By Iain Mackenzie
Radio 1, Newsbeat
Online social networks already allow users to share photos, videos and update friends on everything they do. Now a new generation of sites is going a step further, using satellite positioning to track users' whereabouts.
Ian Walker has been testing the technology
Ian Walker is making his way across the car park outside of his office on Liverpool's Edge Lane.
His friends can watch his journey into work because he's connected to Bliin, one of the new generation of social networking sites that is using satellite positioning technology.
Users with Global Positioning System (GPS) enabled mobile phones log-on using a small application loaded onto the handset.
Their location can be viewed by other users with similar phones or through Bliin's website where the positions are superimposed onto Google Maps.
Just passing by
Ian, who is one of the first people to use the system in the UK, explained: "I had a situation where I was going to a restaurant and I wanted people to see when I would be returning.
"My friends followed me. I took a photo while I was outside the restaurant so they knew I was there. They saw me moving in the car - it even showed my speed."
Users will also be able to see when friends are nearby and contact them through the system.
The Bliin site shows your location pasted onto satellite images
As well as satellite tracking, the site includes other social networking features.
Bliin chief executive Stef Kolman told the BBC: "Not only will you be able to see what people are around you, but what they have left at certain locations.
"We call this a share. That can be photos, a video or pieces of audio."
Files are geo-tagged using the longitude and latitude taken from the GPS receiver.
Location-based social networking is expected to become increasingly popular as more phones integrate satellite technology.
Several other companies are developing sites, including Trackut and Canadian-based Kakiloc.
However the dominant websites MySpace and Facebook say they currently have no plans to integrate tracking systems.
That could change with the growing popularity of third party add-ons for social networks.
Kakiloc co-founder Martin Dufort said: "We're starting out, looking to see if we can do something for Facebook because it's got so many users.
"Social networking is a very volatile environment. People are going to one place and if they don't like the feature set, they are ready to jump to the next one.
"We need to capture their interest."
Not everyone is comfortable with the idea of location-based networking.
The UK's Child Exploitation and Online Protection Centre is looking at the possibility of the technology being abused.
On its website the organisation states: "This has significant implications in terms of grooming via mobile social networking sites with offenders potentially able to locate their victims in this way."
However, Stef Kolman from Bliin does not foresee the problem being any greater than with conventional social networking.

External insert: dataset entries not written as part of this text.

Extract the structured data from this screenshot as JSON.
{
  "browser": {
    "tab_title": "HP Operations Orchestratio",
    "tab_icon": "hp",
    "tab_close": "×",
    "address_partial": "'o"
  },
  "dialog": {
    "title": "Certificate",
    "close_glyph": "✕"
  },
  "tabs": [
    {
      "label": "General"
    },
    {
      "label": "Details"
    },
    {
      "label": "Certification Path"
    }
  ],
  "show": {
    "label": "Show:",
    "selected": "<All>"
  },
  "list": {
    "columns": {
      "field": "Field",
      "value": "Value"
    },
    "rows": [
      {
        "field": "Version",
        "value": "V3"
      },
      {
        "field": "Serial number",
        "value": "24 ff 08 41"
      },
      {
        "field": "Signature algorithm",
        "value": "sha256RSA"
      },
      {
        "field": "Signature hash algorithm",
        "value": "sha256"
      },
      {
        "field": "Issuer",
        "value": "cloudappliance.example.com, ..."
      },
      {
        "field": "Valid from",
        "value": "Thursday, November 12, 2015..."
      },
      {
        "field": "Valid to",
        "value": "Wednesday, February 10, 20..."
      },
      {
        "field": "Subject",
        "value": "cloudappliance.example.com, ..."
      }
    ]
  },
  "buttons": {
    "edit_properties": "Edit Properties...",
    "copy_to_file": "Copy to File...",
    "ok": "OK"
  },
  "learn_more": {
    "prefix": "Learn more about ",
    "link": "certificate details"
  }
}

He said: "We offer our users visibility settings so you are not always visible to the public at large.
"You can choose to be visible only to your friends or even only for yourself so you can record your experiences."